So, what if we put the enormous industry talent and minds that have created and developed blockchain to the task of building in a more energy-efficient manner? Can we not just solve the issues but also set the standard for other industries to develop technology in a future-proof way?

Keep Reading Show less
Denelle Dixon, CEO of SDF

Denelle Dixon is CEO and Executive Director of the Stellar Development Foundation, a non-profit using blockchain to unlock economic potential by making money more fluid, markets more open, and people more empowered. Previously, Dixon served as COO of Mozilla. Leading the business, revenue and policy teams, she fought for Net Neutrality and consumer privacy protections and was responsible for commercial partnerships. Denelle also served as general counsel and legal advisor in private equity and technology.

Workplace

Everything you need to know about tech layoffs and hiring slowdowns

Will tech companies and startups continue to have layoffs?

It’s not just early-stage startups that are feeling the burn.

Photo: Kirsty O'Connor/PA Images via Getty Images

What goes up must come down.

High-flying startups with record valuations, huge hiring goals and ambitious expansion plans are now announcing hiring slowdowns, freezes and in some cases widespread layoffs. It’s the dot-com bust all over again — this time, without the cute sock puppet and in the midst of a global pandemic we just can’t seem to shake.

Keep Reading Show less
Nat Rubio-Licht

Nat Rubio-Licht is a Los Angeles-based news writer at Protocol. They graduated from Syracuse University with a degree in newspaper and online journalism in May 2020. Prior to joining the team, they worked at the Los Angeles Business Journal as a technology and aerospace reporter.

Entertainment

Sink into ‘Love, Death & Robots’ and more weekend recs

Don’t know what to do this weekend? We’ve got you covered.

Our favorite picks for your weekend pleasure.

Image: A24; 11 bit studios; Getty Images

We could all use a bit of a break. This weekend we’re diving into Netflix’s beautifully animated sci-fi “Love, Death & Robots,” losing ourselves in surreal “Men” and loving Zelda-like Moonlighter.

Keep Reading Show less
Nick Statt

Nick Statt is Protocol's video game reporter. Prior to joining Protocol, he was news editor at The Verge covering the gaming industry, mobile apps and antitrust out of San Francisco, in addition to managing coverage of Silicon Valley tech giants and startups. He now resides in Rochester, New York, home of the garbage plate and, completely coincidentally, the World Video Game Hall of Fame. He can be reached at nstatt@protocol.com.

Workplace

This machine would like to interview you for a job
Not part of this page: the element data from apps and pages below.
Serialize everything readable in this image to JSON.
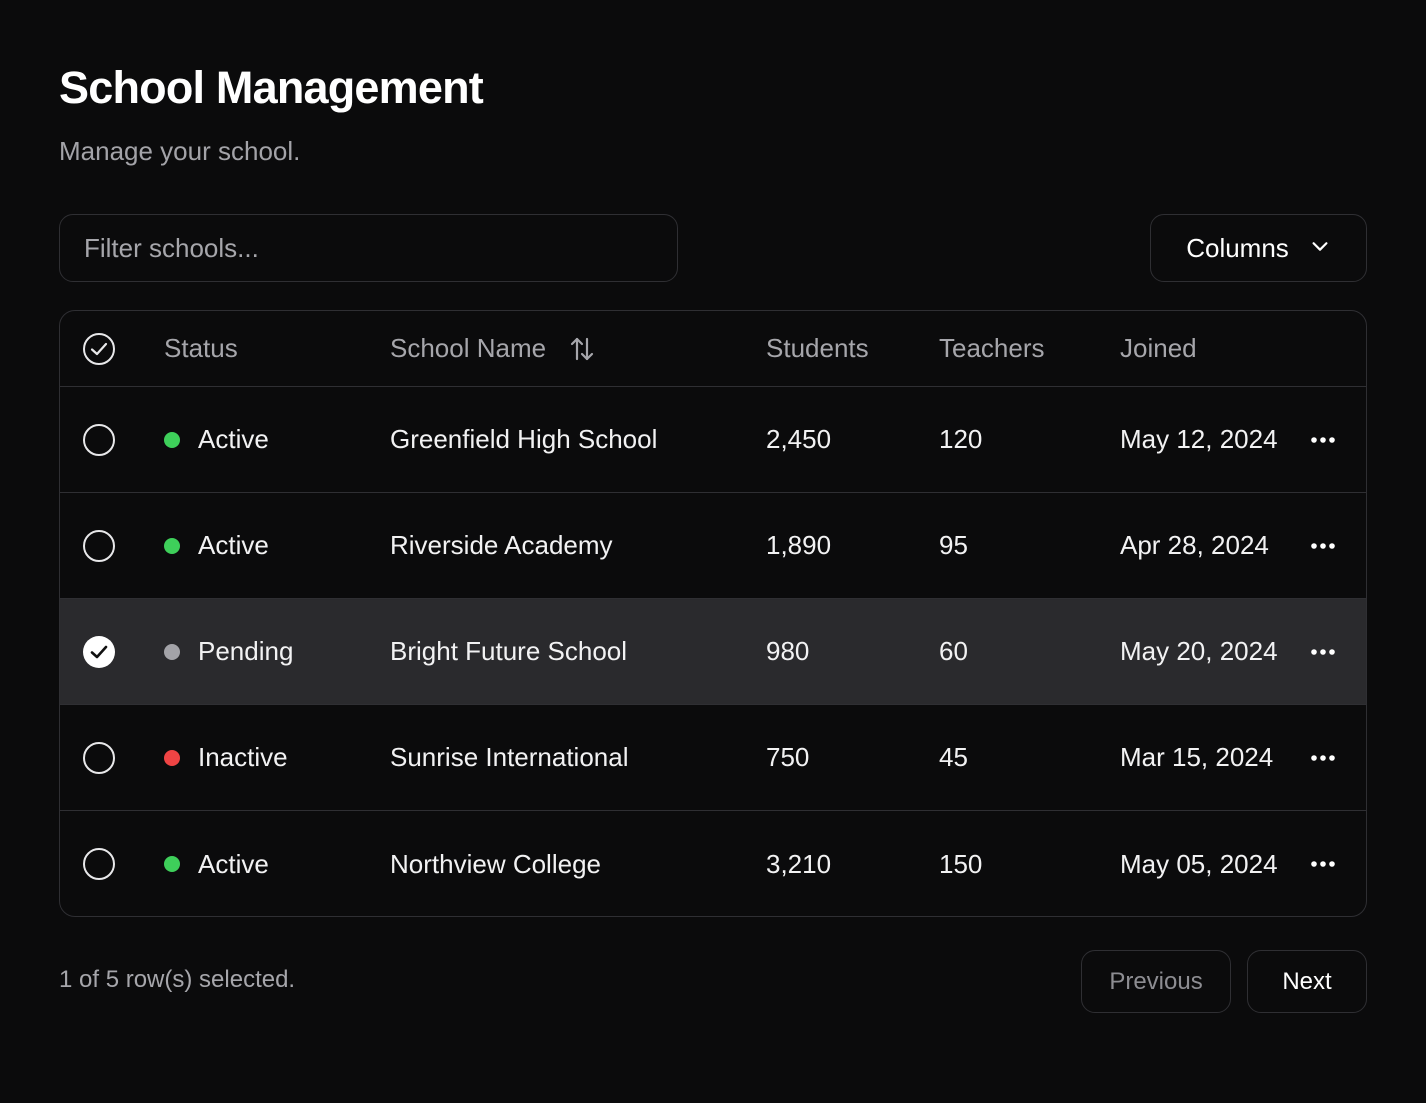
{
  "header": {
    "title": "School Management",
    "subtitle": "Manage your school."
  },
  "toolbar": {
    "filter_placeholder": "Filter schools...",
    "columns_label": "Columns"
  },
  "table": {
    "columns": {
      "status": "Status",
      "school_name": "School Name",
      "students": "Students",
      "teachers": "Teachers",
      "joined": "Joined"
    },
    "rows": [
      {
        "selected": false,
        "status": "Active",
        "status_color": "#3ecf5a",
        "name": "Greenfield High School",
        "students": "2,450",
        "teachers": "120",
        "joined": "May 12, 2024"
      },
      {
        "selected": false,
        "status": "Active",
        "status_color": "#3ecf5a",
        "name": "Riverside Academy",
        "students": "1,890",
        "teachers": "95",
        "joined": "Apr 28, 2024"
      },
      {
        "selected": true,
        "status": "Pending",
        "status_color": "#a3a3a8",
        "name": "Bright Future School",
        "students": "980",
        "teachers": "60",
        "joined": "May 20, 2024"
      },
      {
        "selected": false,
        "status": "Inactive",
        "status_color": "#ef4444",
        "name": "Sunrise International",
        "students": "750",
        "teachers": "45",
        "joined": "Mar 15, 2024"
      },
      {
        "selected": false,
        "status": "Active",
        "status_color": "#3ecf5a",
        "name": "Northview College",
        "students": "3,210",
        "teachers": "150",
        "joined": "May 05, 2024"
      }
    ]
  },
  "footer": {
    "selection_text": "1 of 5 row(s) selected.",
    "previous_label": "Previous",
    "next_label": "Next"
  },
  "icons": {
    "header_checkbox": "circle-check-icon",
    "sort": "sort-arrows-icon",
    "columns_dropdown": "chevron-down-icon",
    "row_actions": "more-horizontal-icon"
  }
}
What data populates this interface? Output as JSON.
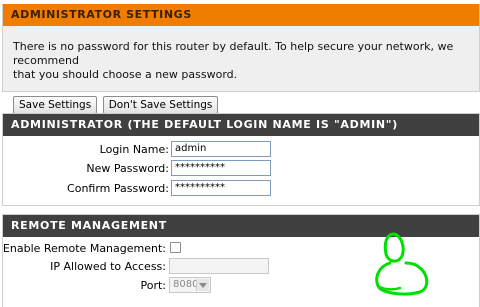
{
  "admin_settings": {
    "title": "ADMINISTRATOR SETTINGS",
    "description_line1": "There is no password for this router by default. To help secure your network, we recommend",
    "description_line2": "that you should choose a new password.",
    "save_label": "Save Settings",
    "dont_save_label": "Don't Save Settings",
    "header_color": "#f07c00"
  },
  "administrator": {
    "title": "ADMINISTRATOR (THE DEFAULT LOGIN NAME IS \"ADMIN\")",
    "login_name_label": "Login Name:",
    "login_name_value": "admin",
    "new_password_label": "New Password:",
    "new_password_value": "**********",
    "confirm_password_label": "Confirm Password:",
    "confirm_password_value": "**********"
  },
  "remote_management": {
    "title": "REMOTE MANAGEMENT",
    "enable_label": "Enable Remote Management:",
    "enable_checked": false,
    "ip_label": "IP Allowed to Access:",
    "ip_value": "",
    "port_label": "Port:",
    "port_value": "8080"
  },
  "annotation": {
    "type": "green-scribble-icon",
    "color": "#00e000"
  }
}
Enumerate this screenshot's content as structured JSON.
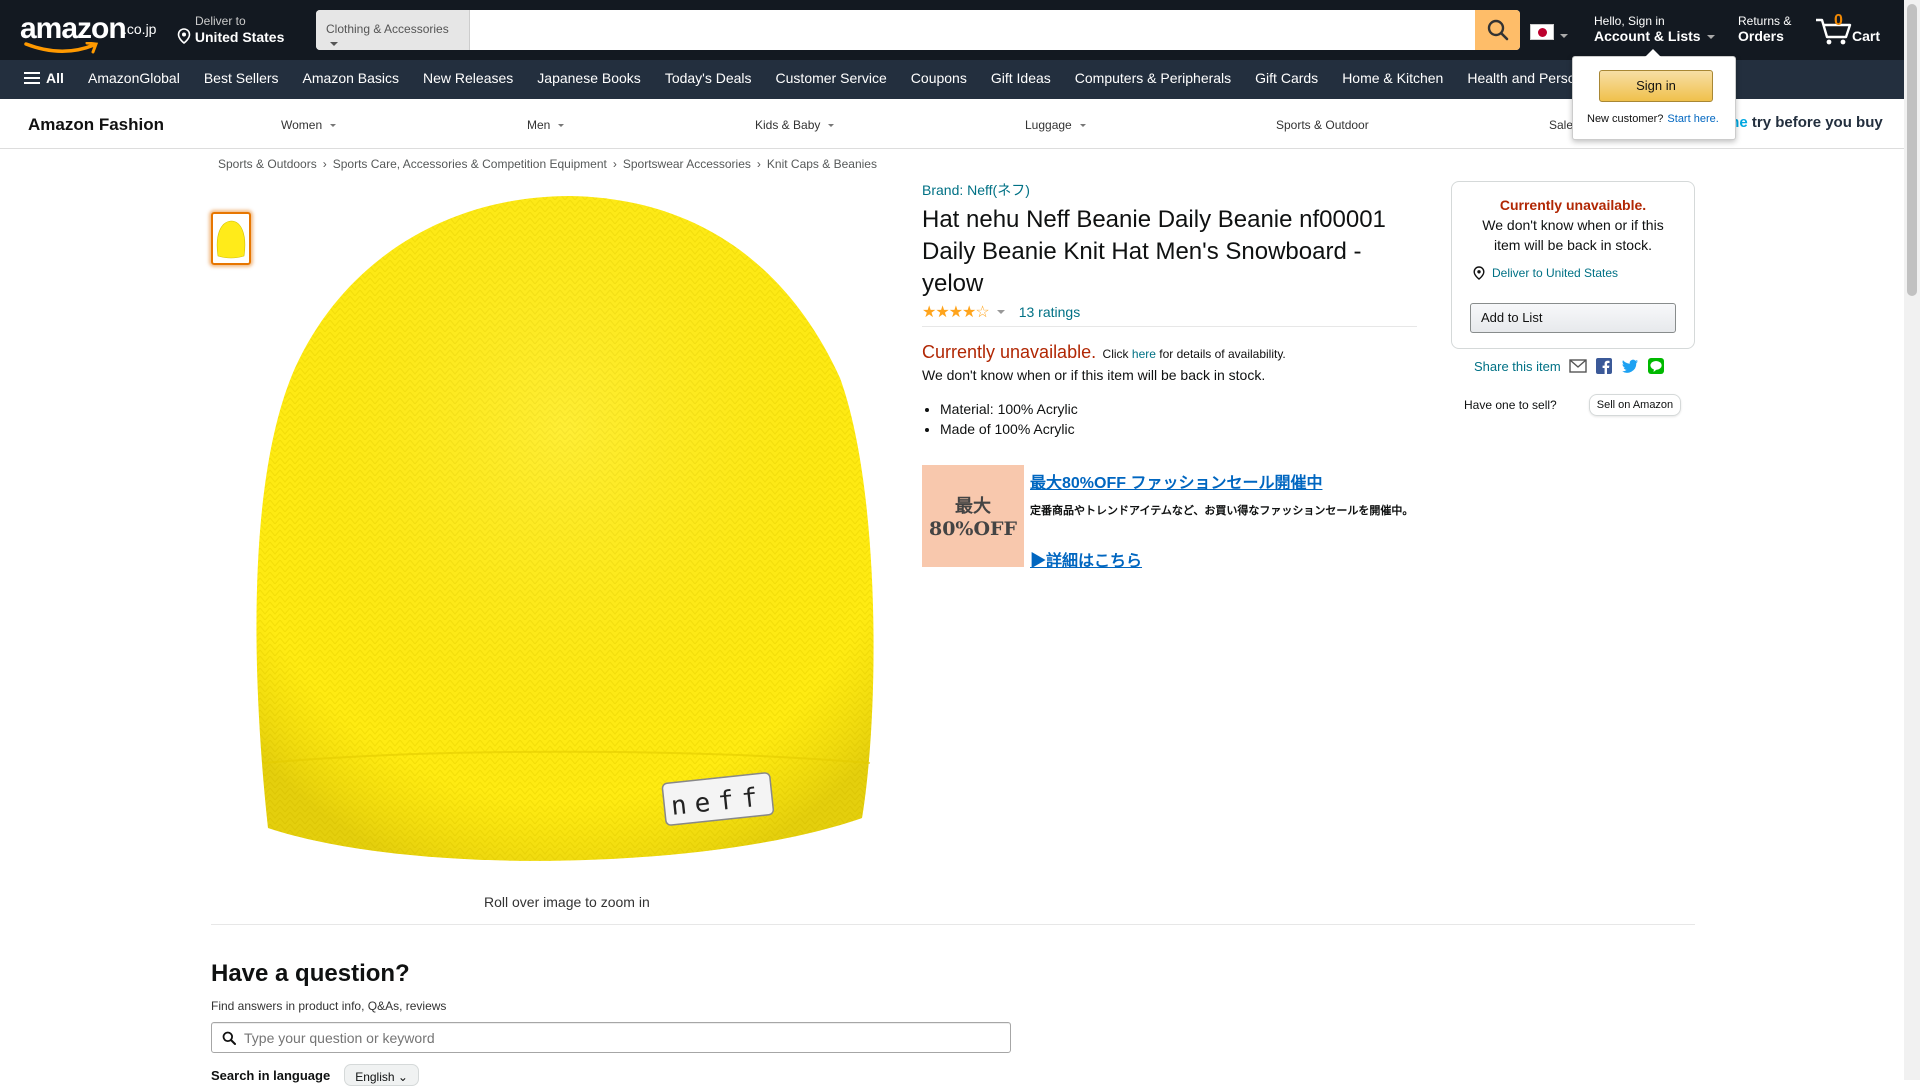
{
  "header": {
    "logo_text": "amazon",
    "logo_tld": ".co.jp",
    "deliver_line1": "Deliver to",
    "deliver_line2": "United States",
    "search_category": "Clothing & Accessories",
    "search_placeholder": "",
    "account_line1": "Hello, Sign in",
    "account_line2": "Account & Lists",
    "returns_line1": "Returns &",
    "returns_line2": "Orders",
    "cart_count": "0",
    "cart_label": "Cart"
  },
  "nav": {
    "all_label": "All",
    "items": [
      "AmazonGlobal",
      "Best Sellers",
      "Amazon Basics",
      "New Releases",
      "Japanese Books",
      "Today's Deals",
      "Customer Service",
      "Coupons",
      "Gift Ideas",
      "Computers & Peripherals",
      "Gift Cards",
      "Home & Kitchen",
      "Health and Perso"
    ]
  },
  "fashion_nav": {
    "brand": "Amazon Fashion",
    "categories": [
      "Women",
      "Men",
      "Kids & Baby",
      "Luggage",
      "Sports & Outdoor",
      "Sale"
    ],
    "tbyb_prefix": "me",
    "tbyb_rest": " try before you buy"
  },
  "flyout": {
    "sign_in": "Sign in",
    "new_customer": "New customer?",
    "start_here": "Start here."
  },
  "breadcrumb": [
    "Sports & Outdoors",
    "Sports Care, Accessories & Competition Equipment",
    "Sportswear Accessories",
    "Knit Caps & Beanies"
  ],
  "product": {
    "brand": "Brand: Neff(ネフ)",
    "title": "Hat nehu Neff Beanie Daily Beanie nf00001 Daily Beanie Knit Hat Men's Snowboard - yelow",
    "stars": "★★★★☆",
    "ratings": "13 ratings",
    "rating_value": 4,
    "unavailable": "Currently unavailable.",
    "click": "Click",
    "here": "here",
    "details": "for details of availability.",
    "info": "We don't know when or if this item will be back in stock.",
    "bullets": [
      "Material: 100% Acrylic",
      "Made of 100% Acrylic"
    ],
    "image_label": "neff",
    "zoom_note": "Roll over image to zoom in",
    "color_yellow": "#ffeb1a"
  },
  "promo": {
    "badge_line1": "最大",
    "badge_line2": "80%OFF",
    "headline": "最大80%OFF ファッションセール開催中",
    "description": "定番商品やトレンドアイテムなど、お買い得なファッションセールを開催中。",
    "more": "▶詳細はこちら"
  },
  "buybox": {
    "heading": "Currently unavailable.",
    "text": "We don't know when or if this item will be back in stock.",
    "deliver": "Deliver to United States",
    "add_to_list": "Add to List",
    "share": "Share this item",
    "have_one": "Have one to sell?",
    "sell_btn": "Sell on Amazon"
  },
  "qa": {
    "title": "Have a question?",
    "subtitle": "Find answers in product info, Q&As, reviews",
    "placeholder": "Type your question or keyword",
    "lang_label": "Search in language",
    "lang_value": "English"
  }
}
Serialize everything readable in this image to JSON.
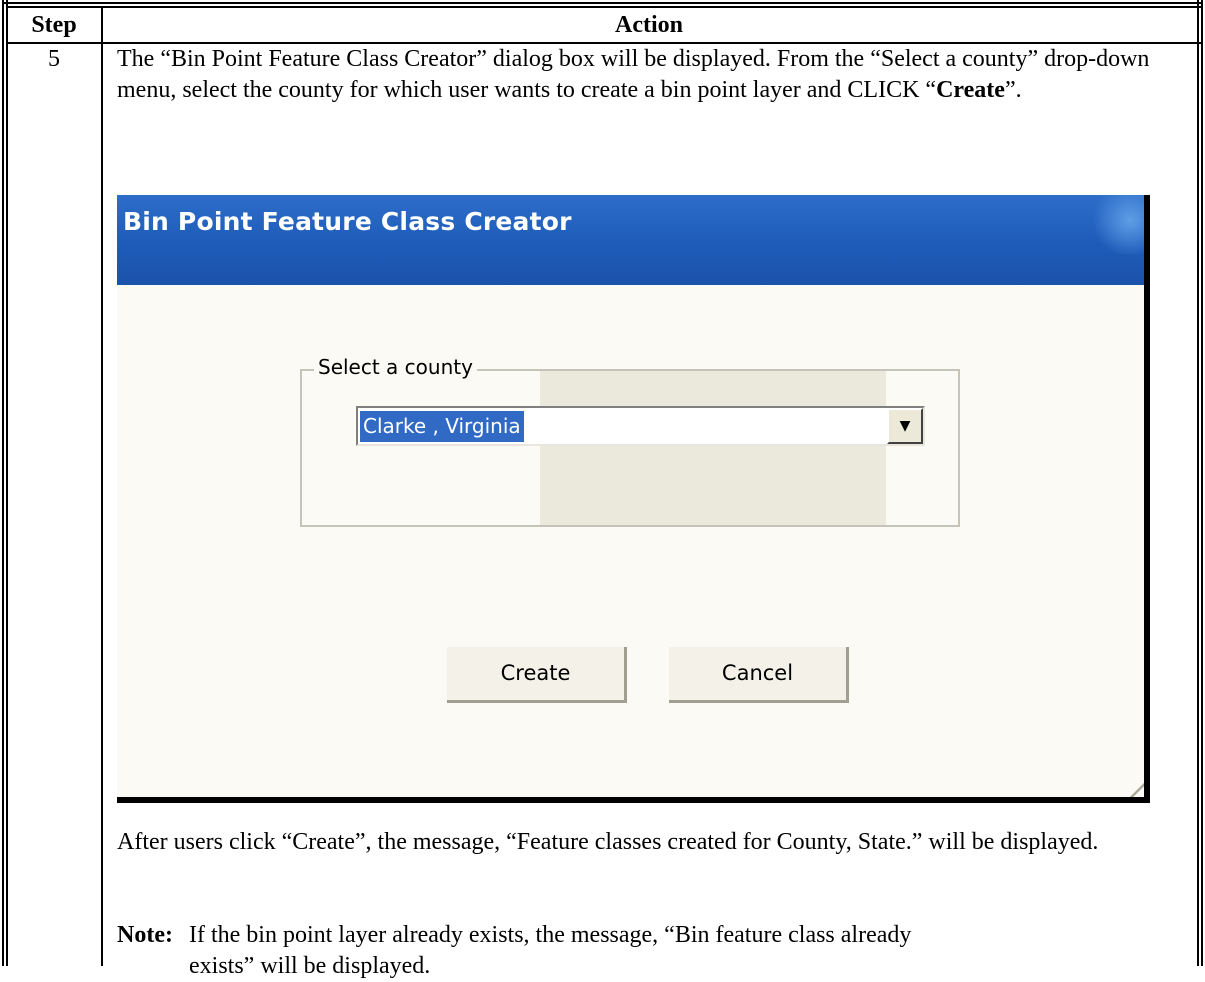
{
  "table": {
    "header_step": "Step",
    "header_action": "Action",
    "step_number": "5"
  },
  "paragraph_1_text": "The “Bin Point Feature Class Creator” dialog box will be displayed.  From the “Select a county” drop-down menu, select the county for which user wants to create a bin point layer and CLICK “",
  "paragraph_1_bold": "Create",
  "paragraph_1_end": "”.",
  "dialog": {
    "title": "Bin Point Feature Class Creator",
    "group_label": "Select a county",
    "county_value": "Clarke , Virginia",
    "dropdown_arrow": "▼",
    "create_label": "Create",
    "cancel_label": "Cancel"
  },
  "paragraph_2": "After users click “Create”, the message, “Feature classes created for County, State.” will be displayed.",
  "note": {
    "label": "Note:",
    "text_line1": "If the bin point layer already exists, the message, “Bin feature class already",
    "text_line2": "exists” will be displayed."
  }
}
Companies are embracing automated video interviews to filter through floods of job applicants. But interviews with a computer screen raise big ethical questions and might scare off candidates.

Although automated interview companies claim to reduce bias in hiring, the researchers and advocates who study AI bias are these companies’ most frequent critics.

Photo: Johner Images via Getty Images

Applying for a job these days is starting to feel a lot like online dating. Job-seekers send their resume into portal after portal and a silent abyss waits on the other side.

That abyss is silent for a reason and it has little to do with the still-tight job market or the quality of your particular resume. On the other side of the portal, hiring managers watch the hundreds and even thousands of resumes pile up. It’s an infinite mountain of digital profiles, most of them from people completely unqualified. Going through them all would be a virtually fruitless task.

Keep Reading Show less
Anna Kramer

Anna Kramer is a reporter at Protocol (Twitter: @ anna_c_kramer, email: akramer@protocol.com), where she writes about labor and workplace issues. Prior to joining the team, she covered tech and small business for the San Francisco Chronicle and privacy for Bloomberg Law. She is a recent graduate of Brown University, where she studied International Relations and Arabic and wrote her senior thesis about surveillance tools and technological development in the Middle East.

Latest Stories
Bulletins